U.S. Senator Elizabeth Warren made a surprise and apparently unexpected appearance today at the National Congress of American Indians’ Executive Council Winter Session and Tribal Nations Policy Summit in Washington, during which she gave a wide-ranging speech that addressed the real Pocahontas, her alleged Native American ancestry, and how she wants to help the Native American community with various challenges. As of the day before, Warren apparently was going to skip the session.
President Donald Trump will never take away her Native American heritage, Warren signified in her speech.
On several occasions, President Trump has mocked Warren, a former Harvard Law School professor, and a possible 2020 Democrat opponent if she wins reelection from Massachusetts this year, with the nickname “Pocahontas.” which foes of the president insist is a racial slur. The controversy got started about six years ago; in running against then-GOP Senator Scott Brown (who is now U.S. ambassador to New Zealand) in 2012, Elizabeth Warren maintained that she was 1/32 Cherokee based on Oklahoma family folklore, including that her grandfather had high cheekbones. No formal corroboration of this claim’s validity has ever emerged, however. There are persistent allegations that Warren nonetheless used her “minority” status to obtain prestigious law teaching positions at several Ivy League universities under affirmative action.
In her presentation to tribal leaders, Oklahoma-born Elizabeth Warren talked about the hardships that the real Pocahontas faced, and her bravery and heroism in response, in contrast to Hollywood mythmaking, the Boston Globe reported. She then alluded to Trump’s ridicule, her family history, and her career trajectory.
“Our country’s disrespect of Native people didn’t start with President Trump. It started long before President Washington ever took office…The joke, I guess, is supposed to be on me. I get why some people think there’s hay to be made here. You won’t find my family members on any rolls, and I’m not enrolled in a tribe. And I want to make something clear. I respect that distinction. I understand that tribal membership is determined by tribes — and only by tribes. I never used my family tree to get a break or get ahead. I never used it to advance my career. But I want to make something else clear too: My parents were real people…But my mother’s family was part Native American…They’re gone, but the love they shared, the struggles they endured, the family they built, and the story they lived will always be a part of me. And no one — not even the president of the United States — will ever take that part of me away.”
She went on to say that her parents eloped at a young age, with the apparent implication that her father’s family opposed the relationship because of her mother’s heritage.
“Warren concluded the speech by saying that every time someone brings up her claimed ancestry, she talks about the larger Native American community instead,” the Washington Free Beacon noted, which some Warren critics on Twitter are describing as a deflection.
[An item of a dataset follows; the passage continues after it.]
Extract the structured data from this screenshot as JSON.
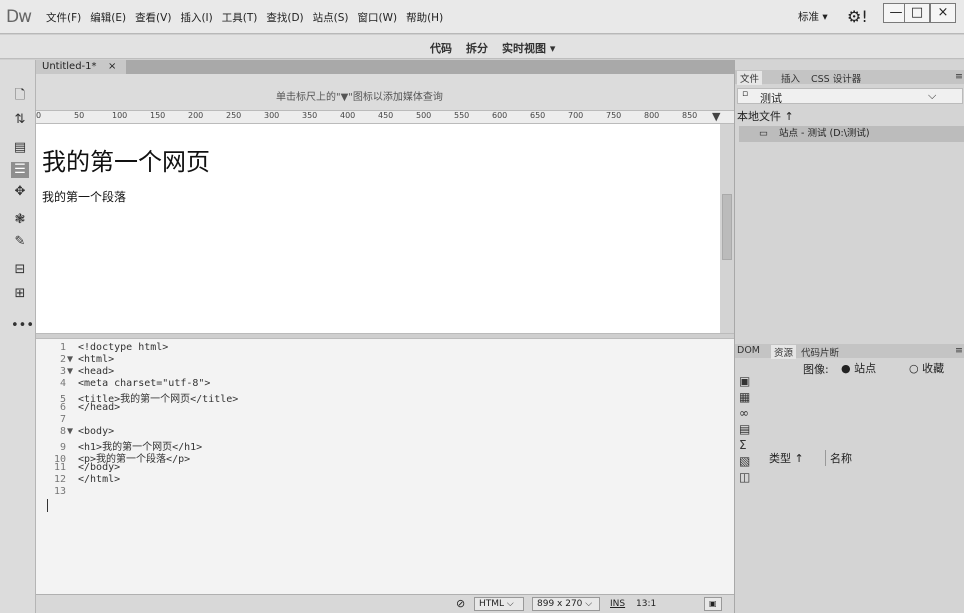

“So I’m here today to make a promise: Every time someone brings up my family’s story, I’m going to use it to lift up the story of your families and your communities.”
A report published by Yahoo News on May 31, 2012, claimed that Elizabeth Warren admitted “that she identified herself as Native American to Harvard University and the University of Pennsylvania when she taught at both schools.”
In that same time frame, Cherokee genealogist Twila Barnes asserted that no authentication existed for Warren’s purported Native American heritage. “Cherokee genealogists have traced Warren’s family tree and found no evidence to support her claim of minority status,” the Daily Caller added. Cherokee activist Rebecca Nagle has called upon the senator several times to take responsibility for cultural misappropriation.
Politico added the following about Elizabeth Warren’s resume.
“Questions surrounding Warren’s claims to Native American heritage — and the role it played in the advancement of her career in academia — have circulated since her first Senate bid. She had listed herself as a minority in a legal directory published by the Association of American Law schools from 1986 to 1995, and both Harvard University and the University of Pennsylvania listed Warren as a Native American in federal forms filed by the law schools while she worked there.”
In May 2012, The Atlantic declared in a detailed story that based on genealogical evidence, Warren was not eligible for membership in one of any three Cherokee tribes recognized by the U.S. government. The news outlet asserted, however, that she never benefited in her professional career from claiming that heritage.
Watch Elizabeth Warren’s speech to the Native American organizations below and draw your own conclusions.